- EXERCISE
A single number is wanted: how many lines of the data below include the string "heading"?

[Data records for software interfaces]
·····

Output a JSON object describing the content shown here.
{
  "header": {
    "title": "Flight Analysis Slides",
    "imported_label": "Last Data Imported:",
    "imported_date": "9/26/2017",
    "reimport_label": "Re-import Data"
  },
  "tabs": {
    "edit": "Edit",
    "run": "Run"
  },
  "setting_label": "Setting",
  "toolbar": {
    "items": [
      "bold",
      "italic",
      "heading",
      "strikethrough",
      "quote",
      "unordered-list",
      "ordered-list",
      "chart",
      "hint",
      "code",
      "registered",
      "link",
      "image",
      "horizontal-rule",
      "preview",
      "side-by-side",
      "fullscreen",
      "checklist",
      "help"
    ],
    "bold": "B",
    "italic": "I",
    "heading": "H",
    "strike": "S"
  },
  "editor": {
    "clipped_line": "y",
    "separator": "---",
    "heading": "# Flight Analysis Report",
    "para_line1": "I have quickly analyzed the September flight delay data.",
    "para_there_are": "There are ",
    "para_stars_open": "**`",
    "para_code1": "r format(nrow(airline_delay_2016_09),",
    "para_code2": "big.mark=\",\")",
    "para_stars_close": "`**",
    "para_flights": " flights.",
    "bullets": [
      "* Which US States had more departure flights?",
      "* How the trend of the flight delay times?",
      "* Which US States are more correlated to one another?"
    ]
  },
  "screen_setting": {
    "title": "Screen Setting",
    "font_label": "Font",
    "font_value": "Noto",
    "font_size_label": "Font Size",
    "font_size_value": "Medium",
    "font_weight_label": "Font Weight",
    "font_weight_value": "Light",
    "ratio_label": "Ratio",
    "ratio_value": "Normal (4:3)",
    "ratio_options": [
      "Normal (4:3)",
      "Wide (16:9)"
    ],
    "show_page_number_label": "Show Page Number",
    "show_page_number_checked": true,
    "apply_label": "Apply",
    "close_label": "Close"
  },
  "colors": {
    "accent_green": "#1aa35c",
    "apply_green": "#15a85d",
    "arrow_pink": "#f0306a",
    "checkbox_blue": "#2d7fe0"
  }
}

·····

- RESPONSE TO THE EXERCISE
3